### DATA TO PROCESS
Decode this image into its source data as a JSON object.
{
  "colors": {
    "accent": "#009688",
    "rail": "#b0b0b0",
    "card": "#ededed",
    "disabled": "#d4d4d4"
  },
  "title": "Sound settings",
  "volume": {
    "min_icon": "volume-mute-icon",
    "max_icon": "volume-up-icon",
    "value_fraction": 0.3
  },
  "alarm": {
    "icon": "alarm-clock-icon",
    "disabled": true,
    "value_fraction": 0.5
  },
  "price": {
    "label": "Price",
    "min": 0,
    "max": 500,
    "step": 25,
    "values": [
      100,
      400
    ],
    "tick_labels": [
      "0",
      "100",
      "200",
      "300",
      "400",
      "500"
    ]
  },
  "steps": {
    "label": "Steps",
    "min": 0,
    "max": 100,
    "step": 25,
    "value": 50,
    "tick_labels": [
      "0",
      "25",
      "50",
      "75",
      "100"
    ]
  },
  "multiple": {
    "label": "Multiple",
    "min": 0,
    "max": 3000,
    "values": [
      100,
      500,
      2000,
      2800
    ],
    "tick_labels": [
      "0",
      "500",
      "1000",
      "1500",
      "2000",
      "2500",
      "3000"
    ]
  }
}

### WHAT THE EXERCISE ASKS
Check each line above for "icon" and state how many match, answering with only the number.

### ANSWER FOR THE TASK
3